If a volunteer makes a mistake or does something outside of the organization’s core values or expectations, address it immediately with respectful and meaningful communication.  Create training plans to support the volunteer through the issue, or if needed, fire a volunteer if they are not the right fit for the job.  Don’t waste their time by not clearly communicating the issue, don’t be derogatory to the volunteer, or set the expectations too high.  Even though it is uncomfortable, it is not in the staff’s or volunteer’s interest to waste their time by being unwilling to have difficult conversations with them. If a volunteer is not suitable for their preferred role, consider finding alternative roles that meet your organization’s needs while enabling the volunteer to contribute – consider roles in puppy transportation, community engagement, dog enrichment or puppy socialization. Consider where your organization needs more support and see if there is a way to utilize volunteers to meet that need.

Team building activities between different groups of volunteers and staff are important to keep engagement.  This allows staff to become familiar with the work and value volunteers bring to an organization, while allowing volunteers to grow their network of support within the organization and volunteer community. 

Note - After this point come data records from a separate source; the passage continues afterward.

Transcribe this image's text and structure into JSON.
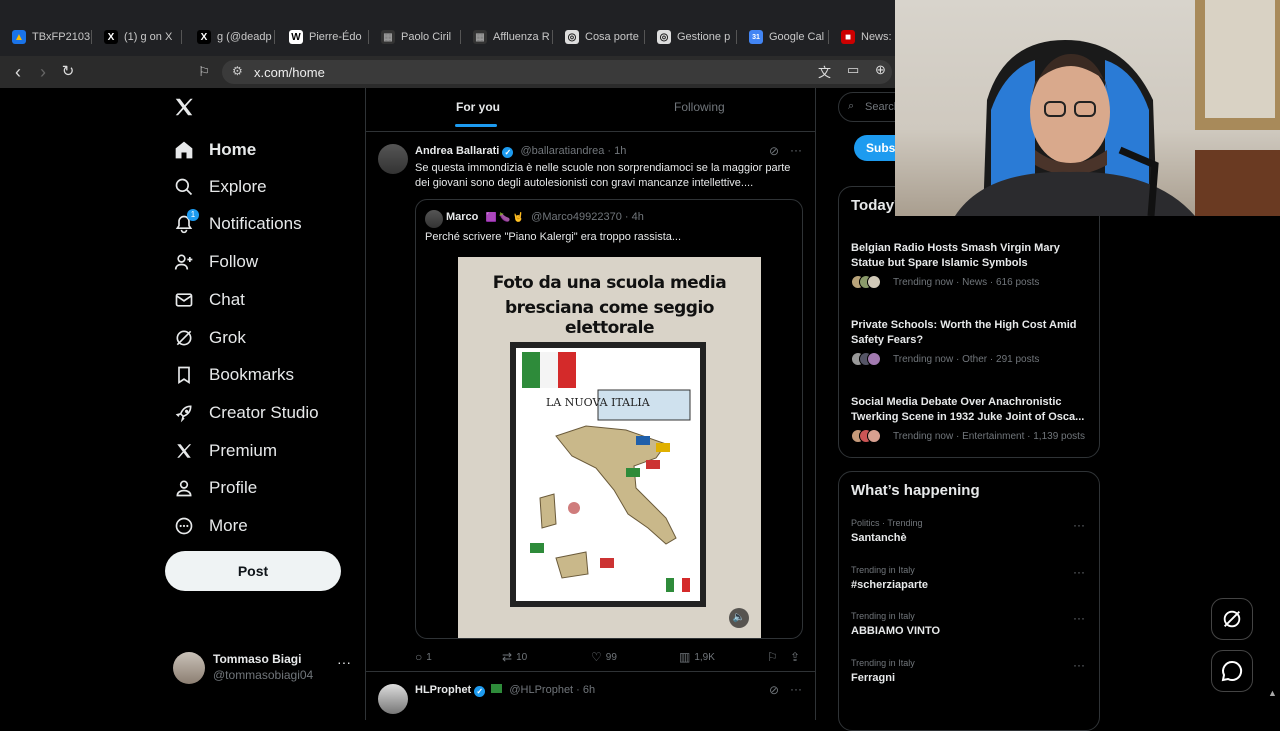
{
  "browser": {
    "tabs": [
      {
        "label": "TBxFP2103",
        "fav_color": "#1a73e8",
        "fav_glyph": "▲"
      },
      {
        "label": "(1) g on X",
        "fav_color": "#000000",
        "fav_glyph": "X"
      },
      {
        "label": "g (@deadp",
        "fav_color": "#000000",
        "fav_glyph": "X"
      },
      {
        "label": "Pierre-Édo",
        "fav_color": "#ffffff",
        "fav_glyph": "W"
      },
      {
        "label": "Paolo Ciril",
        "fav_color": "#333333",
        "fav_glyph": "▦"
      },
      {
        "label": "Affluenza R",
        "fav_color": "#333333",
        "fav_glyph": "▦"
      },
      {
        "label": "Cosa porte",
        "fav_color": "#dddddd",
        "fav_glyph": "◎"
      },
      {
        "label": "Gestione p",
        "fav_color": "#dddddd",
        "fav_glyph": "◎"
      },
      {
        "label": "Google Cal",
        "fav_color": "#4285f4",
        "fav_glyph": "31"
      },
      {
        "label": "News: u",
        "fav_color": "#cc0000",
        "fav_glyph": "■"
      }
    ],
    "url": "x.com/home"
  },
  "nav": {
    "items": [
      {
        "label": "Home",
        "icon": "home-icon"
      },
      {
        "label": "Explore",
        "icon": "search-icon"
      },
      {
        "label": "Notifications",
        "icon": "bell-icon",
        "badge": "1"
      },
      {
        "label": "Follow",
        "icon": "follow-icon"
      },
      {
        "label": "Chat",
        "icon": "mail-icon"
      },
      {
        "label": "Grok",
        "icon": "grok-icon"
      },
      {
        "label": "Bookmarks",
        "icon": "bookmark-icon"
      },
      {
        "label": "Creator Studio",
        "icon": "rocket-icon"
      },
      {
        "label": "Premium",
        "icon": "x-logo-icon"
      },
      {
        "label": "Profile",
        "icon": "profile-icon"
      },
      {
        "label": "More",
        "icon": "more-circle-icon"
      }
    ],
    "post_label": "Post",
    "account": {
      "name": "Tommaso Biagi",
      "handle": "@tommasobiagi04"
    }
  },
  "feed": {
    "tabs": {
      "foryou": "For you",
      "following": "Following"
    },
    "tweet1": {
      "name": "Andrea Ballarati",
      "handle": "@ballaratiandrea · 1h",
      "text": "Se questa immondizia è nelle scuole non sorprendiamoci se la maggior parte dei giovani sono degli autolesionisti con gravi mancanze intellettive....",
      "quote": {
        "name": "Marco",
        "emojis": "🟪 🍆 🤘",
        "handle": "@Marco49922370 · 4h",
        "text": "Perché scrivere \"Piano Kalergi\" era troppo rassista...",
        "image_title_1": "Foto da una scuola media",
        "image_title_2": "bresciana come seggio elettorale",
        "poster_heading": "LA NUOVA ITALIA"
      },
      "replies": "1",
      "reposts": "10",
      "likes": "99",
      "views": "1,9K"
    },
    "tweet2": {
      "name": "HLProphet",
      "handle": "@HLProphet · 6h"
    }
  },
  "right": {
    "search_placeholder": "Search",
    "subscribe_label": "Subscribe",
    "today_title": "Today's News",
    "news": [
      {
        "title": "Belgian Radio Hosts Smash Virgin Mary Statue but Spare Islamic Symbols",
        "meta": "Trending now · News · 616 posts"
      },
      {
        "title": "Private Schools: Worth the High Cost Amid Safety Fears?",
        "meta": "Trending now · Other · 291 posts"
      },
      {
        "title": "Social Media Debate Over Anachronistic Twerking Scene in 1932 Juke Joint of Osca...",
        "meta": "Trending now · Entertainment · 1,139 posts"
      }
    ],
    "whats_title": "What’s happening",
    "trends": [
      {
        "category": "Politics · Trending",
        "name": "Santanchè"
      },
      {
        "category": "Trending in Italy",
        "name": "#scherziaparte"
      },
      {
        "category": "Trending in Italy",
        "name": "ABBIAMO VINTO"
      },
      {
        "category": "Trending in Italy",
        "name": "Ferragni"
      }
    ]
  },
  "colors": {
    "accent": "#1d9bf0",
    "background": "#000000",
    "border": "#2f3336"
  }
}
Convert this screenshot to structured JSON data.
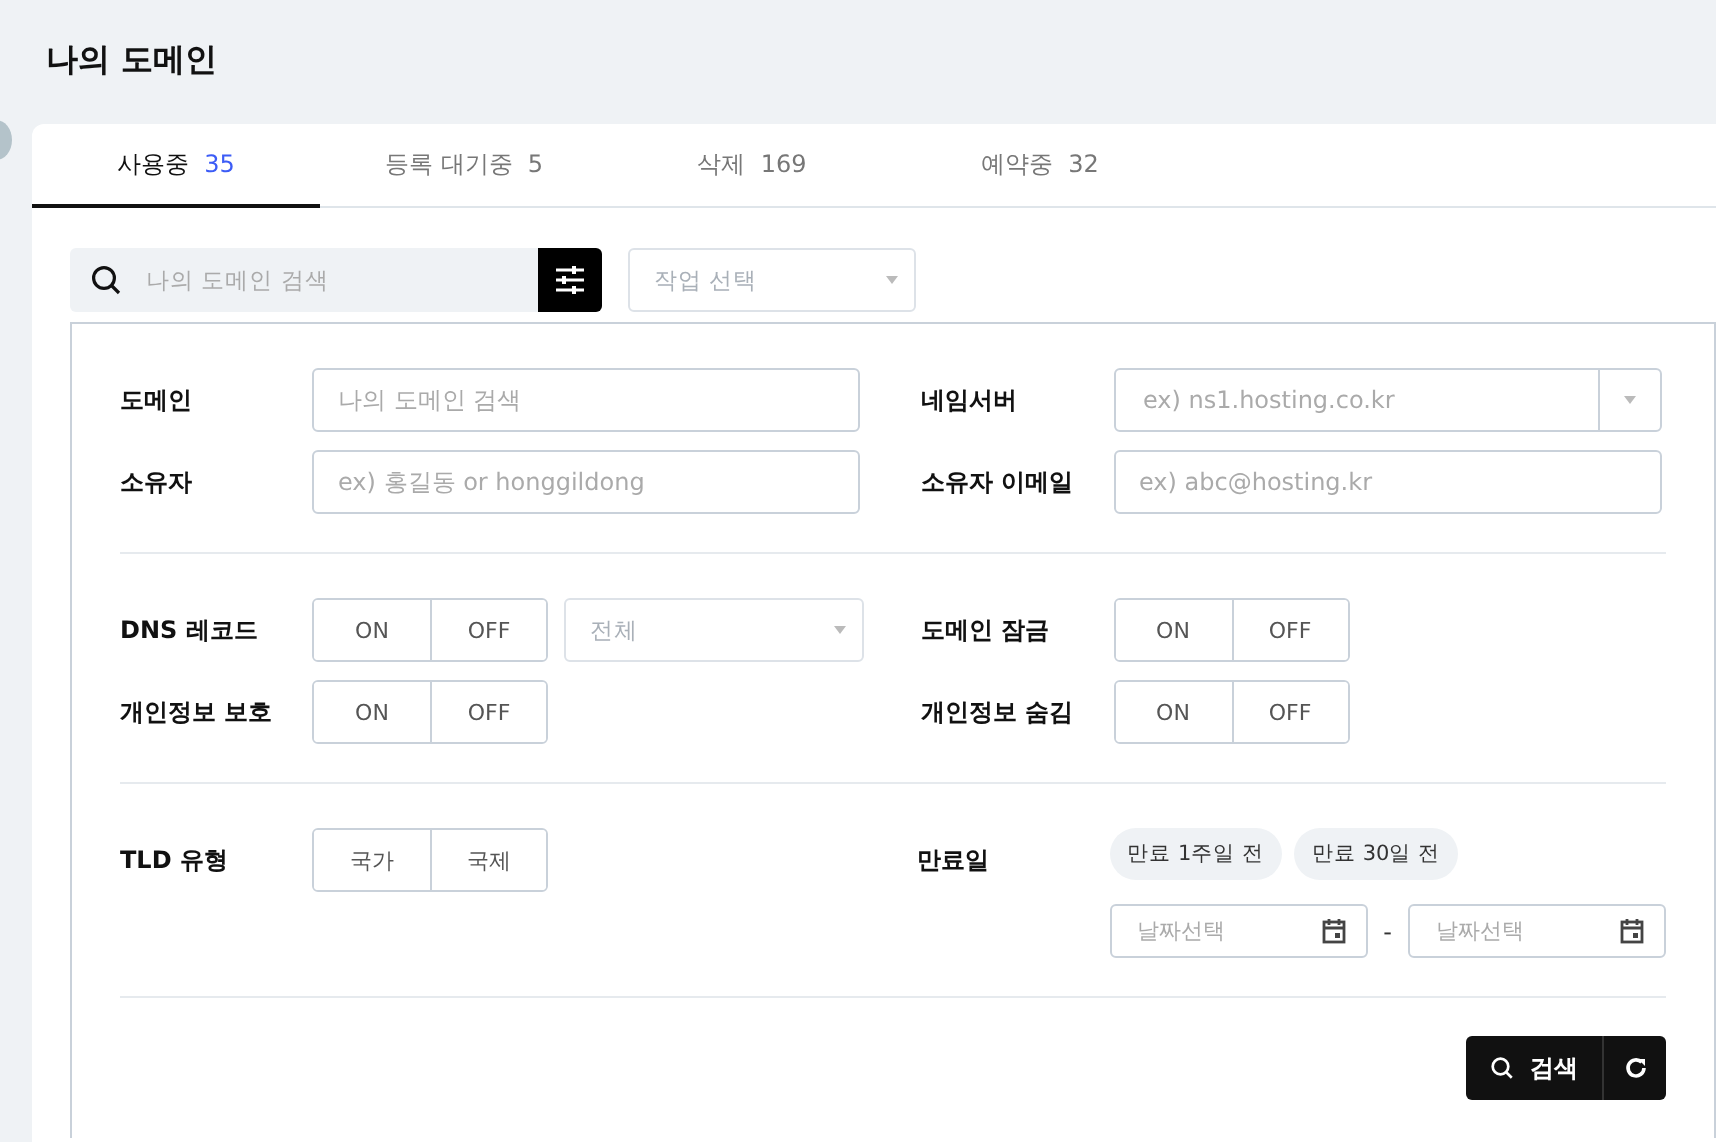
{
  "page_title": "나의 도메인",
  "tabs": [
    {
      "label": "사용중",
      "count": "35",
      "selected": true
    },
    {
      "label": "등록 대기중",
      "count": "5",
      "selected": false
    },
    {
      "label": "삭제",
      "count": "169",
      "selected": false
    },
    {
      "label": "예약중",
      "count": "32",
      "selected": false
    }
  ],
  "search": {
    "placeholder": "나의 도메인 검색"
  },
  "task_select": {
    "placeholder": "작업 선택",
    "disabled": true
  },
  "filter_sections": [
    {
      "rows": [
        {
          "kind": "input",
          "label": "도메인",
          "placeholder": "나의 도메인 검색"
        },
        {
          "kind": "select-input",
          "label": "네임서버",
          "placeholder": "ex) ns1.hosting.co.kr"
        },
        {
          "kind": "input",
          "label": "소유자",
          "placeholder": "ex) 홍길동 or honggildong"
        },
        {
          "kind": "input",
          "label": "소유자 이메일",
          "placeholder": "ex) abc@hosting.kr"
        }
      ]
    },
    {
      "rows": [
        {
          "kind": "toggle",
          "label": "DNS 레코드",
          "options": [
            "ON",
            "OFF"
          ],
          "select": {
            "placeholder": "전체",
            "disabled": true
          }
        },
        {
          "kind": "toggle",
          "label": "도메인 잠금",
          "options": [
            "ON",
            "OFF"
          ]
        },
        {
          "kind": "toggle",
          "label": "개인정보 보호",
          "options": [
            "ON",
            "OFF"
          ]
        },
        {
          "kind": "toggle",
          "label": "개인정보 숨김",
          "options": [
            "ON",
            "OFF"
          ]
        }
      ]
    },
    {
      "rows": [
        {
          "kind": "toggle",
          "label": "TLD 유형",
          "options": [
            "국가",
            "국제"
          ]
        },
        {
          "kind": "dates",
          "label": "만료일",
          "chips": [
            "만료 1주일 전",
            "만료 30일 전"
          ],
          "from_placeholder": "날짜선택",
          "separator": "-",
          "to_placeholder": "날짜선택"
        }
      ]
    }
  ],
  "search_button": "검색"
}
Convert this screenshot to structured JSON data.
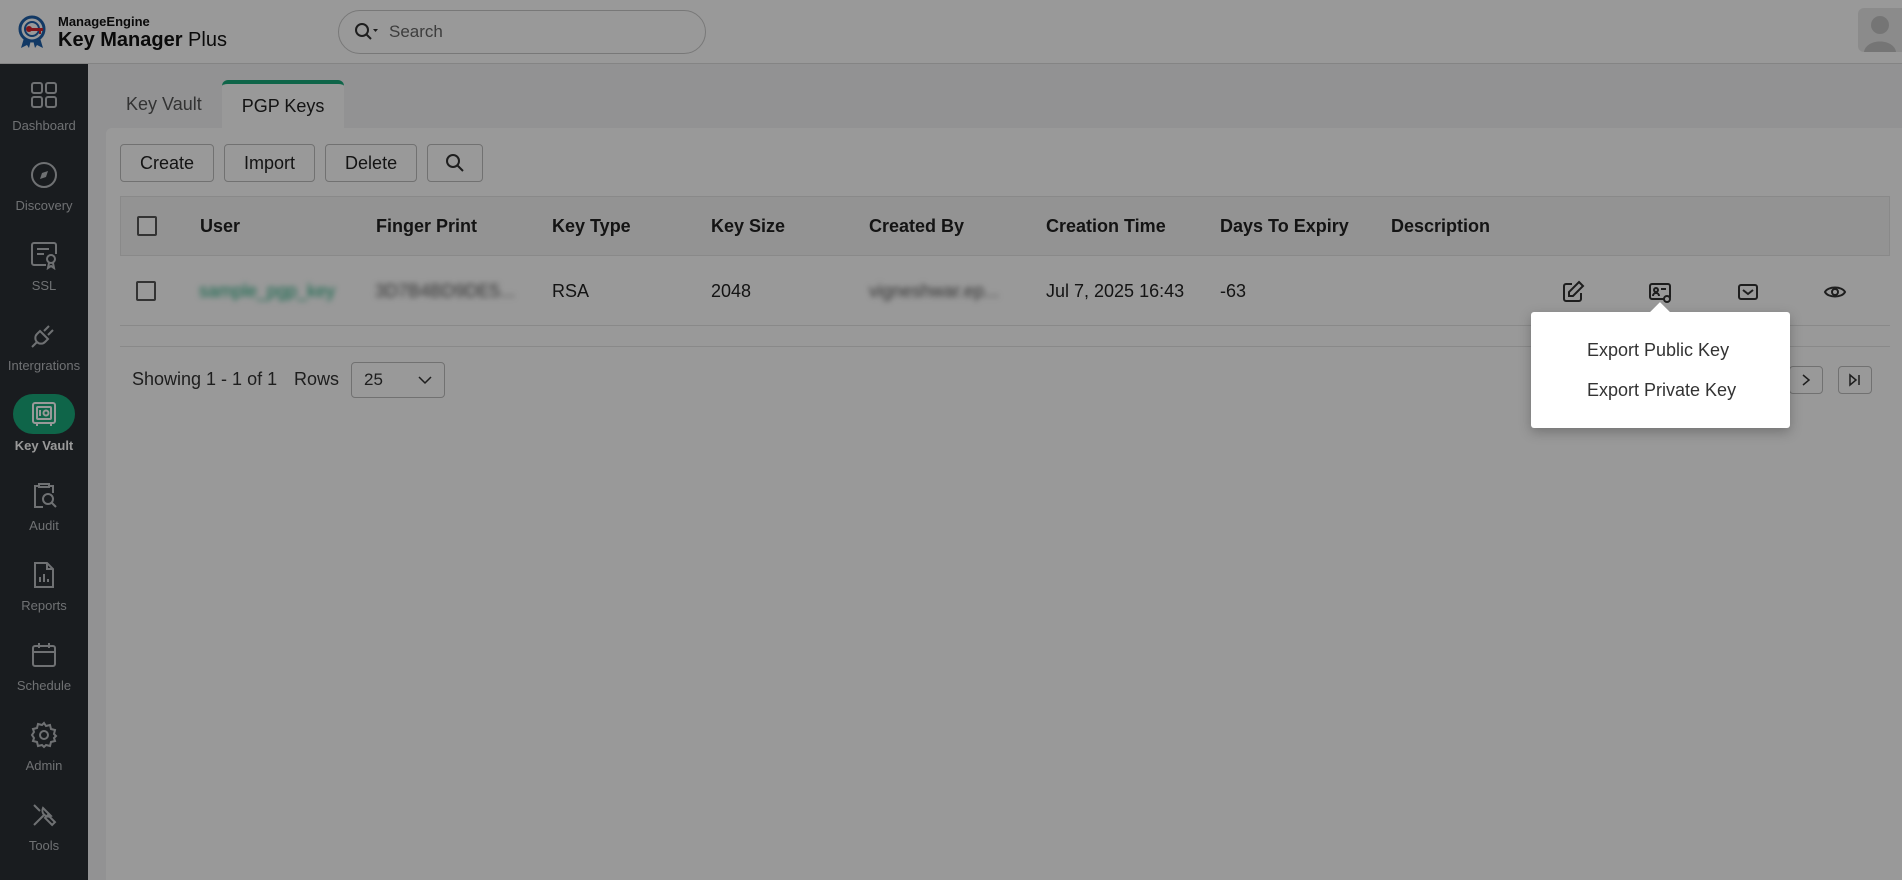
{
  "app": {
    "brand": "ManageEngine",
    "product_bold": "Key Manager",
    "product_rest": " Plus",
    "accent_color": "#1aa97a"
  },
  "search": {
    "placeholder": "Search"
  },
  "sidebar": {
    "items": [
      {
        "label": "Dashboard",
        "icon": "dashboard-icon"
      },
      {
        "label": "Discovery",
        "icon": "compass-icon"
      },
      {
        "label": "SSL",
        "icon": "certificate-icon"
      },
      {
        "label": "Intergrations",
        "icon": "plug-icon"
      },
      {
        "label": "Key Vault",
        "icon": "vault-icon",
        "active": true
      },
      {
        "label": "Audit",
        "icon": "audit-icon"
      },
      {
        "label": "Reports",
        "icon": "reports-icon"
      },
      {
        "label": "Schedule",
        "icon": "calendar-icon"
      },
      {
        "label": "Admin",
        "icon": "gear-icon"
      },
      {
        "label": "Tools",
        "icon": "tools-icon"
      }
    ]
  },
  "tabs": [
    {
      "label": "Key Vault",
      "active": false
    },
    {
      "label": "PGP Keys",
      "active": true
    }
  ],
  "toolbar": {
    "create_label": "Create",
    "import_label": "Import",
    "delete_label": "Delete"
  },
  "table": {
    "columns": [
      "User",
      "Finger Print",
      "Key Type",
      "Key Size",
      "Created By",
      "Creation Time",
      "Days To Expiry",
      "Description"
    ],
    "rows": [
      {
        "user": "sample_pgp_key",
        "finger_print": "3D7B4BD9DE5...",
        "key_type": "RSA",
        "key_size": "2048",
        "created_by": "vigneshwar.ep...",
        "creation_time": "Jul 7, 2025 16:43",
        "days_to_expiry": "-63",
        "description": ""
      }
    ]
  },
  "footer": {
    "showing": "Showing 1 - 1 of 1",
    "rows_label": "Rows",
    "rows_value": "25"
  },
  "export_menu": {
    "items": [
      "Export Public Key",
      "Export Private Key"
    ]
  }
}
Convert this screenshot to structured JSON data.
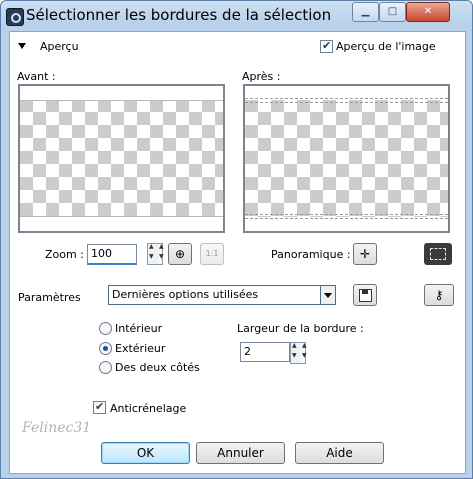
{
  "window": {
    "title": "Sélectionner les bordures de la sélection",
    "controls": {
      "minimize": "▁",
      "maximize": "□",
      "close": "✕"
    }
  },
  "preview_section": {
    "toggle_label": "Aperçu",
    "image_preview_checkbox": {
      "label": "Aperçu de l'image",
      "checked": true
    },
    "before_label": "Avant :",
    "after_label": "Après :",
    "zoom_label": "Zoom :",
    "zoom_value": "100",
    "one_to_one_label": "1:1",
    "pan_label": "Panoramique :"
  },
  "settings": {
    "label": "Paramètres",
    "preset_value": "Dernières options utilisées"
  },
  "options": {
    "inside_label": "Intérieur",
    "outside_label": "Extérieur",
    "both_label": "Des deux côtés",
    "selected": "outside",
    "border_width_label": "Largeur de la bordure :",
    "border_width_value": "2",
    "antialias_label": "Anticrénelage",
    "antialias_checked": true
  },
  "watermark": "Felinec31",
  "buttons": {
    "ok": "OK",
    "cancel": "Annuler",
    "help": "Aide"
  }
}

Recognition is a way to express gratitude, gives validity, and celebrates achievements.  It can be big like an organizational wide celebration (i.e. volunteer of the year, volunteer with the most volunteer hours), or small like sending personal thank you notes to volunteer puppy socialisers after a litter goes out to their raisers.  It can look like inviting a breeder host family and a small group of friends to a puppy shower when mom is weaned and ready to go. The family gets to play with the litter and the puppies get another socialization experience. Recognition should also be keeping your volunteers up to date with the overall success of the organization.  This could be done by inviting raisers to graduations, or providing volunteers with a monthly or quarterly newsletter.

Volunteer management is an ever changing process but if done with thoughtfulness, communication, and clear expectations, it will build a volunteer program that supports the mission of the organization, and gives the volunteers a sense of fulfilment, community, and accomplishment.